As for my story: a friend and I met two people while partying who wanted to take us into the mountains the next day. However when we arrived, we saw completely different people, which was very strange. We then drove off and they were apparently on the drugs and we drove at 80 through the capital city of Romania. At some point we thought to ourselves, ‘How do we get out of here?’. We got out at a petrol station and had a very unpleasant discussion with them.
Hopefully, shooting the video was a better experience! How did you address the topic in the video?
Julius: The shoot went a lot better! Mainly because there were no real drugs. It is an anti-drug video, we want to be clear on this. It is about a situation where you don’t know what’s going on, do not feel comfortable and cannot get away from it.
You are stranded on a desert island – which band member would get on your nerves first?
(All grin). Julius: We already know who it is. It’s okay, people.
Markus (shakes his head and holds a hand to his face): Well. Go on, Julius.
Julius: I’ll answer for both of you. It’s me. (Everyone laughs) I know that nobody here will say it, but I would definitely be the first band member to really get on everyone’s nerves! Probably because the sun cream has run out, or something like that.
And which band member would be the survivalist?
Markus: Konstantin would feed us. That would work. I could make a fire. I think I can manage that.
Konstantin: Markus would be in charge of everything.
Julius: Markus would turn it into a bonding event for all of us. (Laughter) So we wouldn’t feel how stressful it would all be.
Are there certain moments that have brought you together?
Markus: The car rides, the concerts
Julius: This four-day tour, where we got on each other’s nerves? But afterwards I thought, ‘If we can manage that, we can manage 30 days on tour’.
Markus: After more than 20 hours driving, you get to the point when you’ve gone through all the topics you can.

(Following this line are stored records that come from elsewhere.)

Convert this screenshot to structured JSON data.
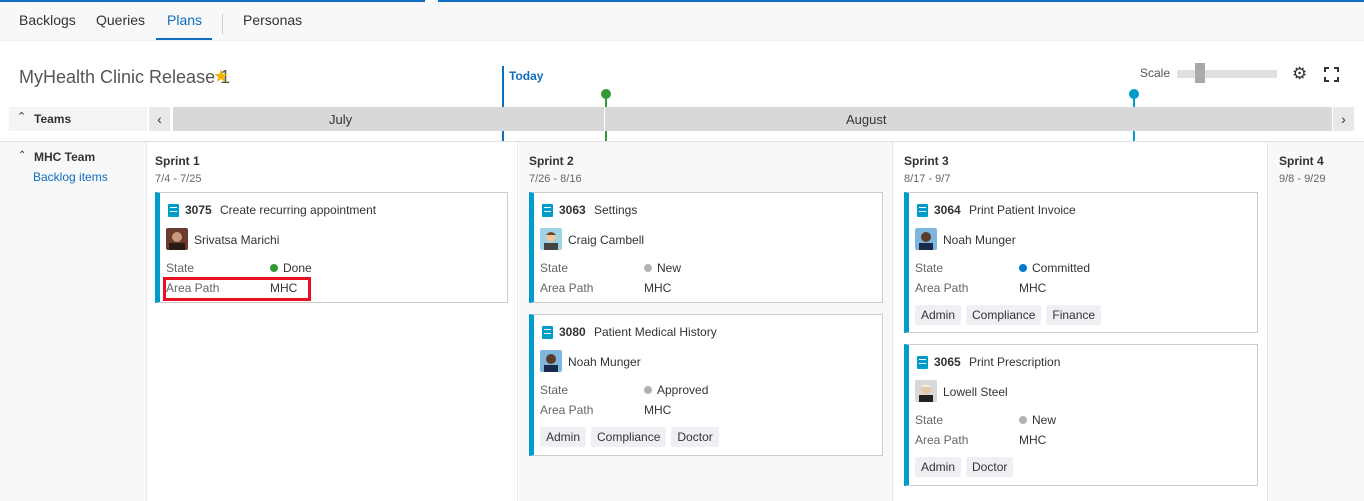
{
  "nav": {
    "tabs": [
      {
        "label": "Backlogs"
      },
      {
        "label": "Queries"
      },
      {
        "label": "Plans"
      },
      {
        "label": "Personas"
      }
    ]
  },
  "plan": {
    "title": "MyHealth Clinic Release 1",
    "favorite_icon": "star-icon"
  },
  "timeline": {
    "today_label": "Today",
    "scale_label": "Scale",
    "scale_level": 0.2,
    "teams_label": "Teams",
    "months": [
      {
        "label": "July"
      },
      {
        "label": "August"
      }
    ],
    "milestone_colors": [
      "#339933",
      "#009ccc"
    ],
    "accent_color": "#106ebe"
  },
  "team": {
    "name": "MHC Team",
    "link": "Backlog items"
  },
  "labels": {
    "state": "State",
    "area_path": "Area Path"
  },
  "sprints": [
    {
      "name": "Sprint 1",
      "dates": "7/4 - 7/25"
    },
    {
      "name": "Sprint 2",
      "dates": "7/26 - 8/16"
    },
    {
      "name": "Sprint 3",
      "dates": "8/17 - 9/7"
    },
    {
      "name": "Sprint 4",
      "dates": "9/8 - 9/29"
    }
  ],
  "cards": [
    {
      "id": "3075",
      "title": "Create recurring appointment",
      "person": "Srivatsa Marichi",
      "state": "Done",
      "state_color": "#339933",
      "area": "MHC",
      "tags": []
    },
    {
      "id": "3063",
      "title": "Settings",
      "person": "Craig Cambell",
      "state": "New",
      "state_color": "#b2b2b2",
      "area": "MHC",
      "tags": []
    },
    {
      "id": "3080",
      "title": "Patient Medical History",
      "person": "Noah Munger",
      "state": "Approved",
      "state_color": "#b2b2b2",
      "area": "MHC",
      "tags": [
        "Admin",
        "Compliance",
        "Doctor"
      ]
    },
    {
      "id": "3064",
      "title": "Print Patient Invoice",
      "person": "Noah Munger",
      "state": "Committed",
      "state_color": "#007acc",
      "area": "MHC",
      "tags": [
        "Admin",
        "Compliance",
        "Finance"
      ]
    },
    {
      "id": "3065",
      "title": "Print Prescription",
      "person": "Lowell Steel",
      "state": "New",
      "state_color": "#b2b2b2",
      "area": "MHC",
      "tags": [
        "Admin",
        "Doctor"
      ]
    }
  ]
}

Konstantin: As a band, you spend so much time together, be it in the rehearsal room, in the studio, traveling to concerts, that you automatically get closer to each other. We have all already gained experiences from other groups and have realized that it is important to get on well with each other from the very start. Then we also have the choice of who we want to bring into the band. I had a good feeling immediately with both Leander as well as Markus. And the more time you spend together, the more you grow together, that is quite natural.
Are there topics that you would never write music about?
Julius: Yeah, definitely. When you write, you write about yourself, of course, you cannot escape yourself. You process things, whether consciously or unconsciously. When writing you think, ‘Is that too much?’ And somewhere you have to reach your limit and say, ‘This is now too close to me’.
Konstantin: It is always a spontaneous decision. Of course, the material almost always from Julius, because he has to perform the music. We then work together on the lyrics. But it is always a case-by-case thing.
Julius: If it gets too sad. You don’t always want to have to experience the sadness every time you perform the song. If it’s no longer constructive, then that is the limit.
How and why did you come by recordJet?
Konstantin: We were extremely pleased to have received a contract from Filter Music Group because we knew that recordJet would handle distribution for them. We listen to many artists that sell through recordJet, so we were very pleased about working with recordJet.
Thank you Sultans Court!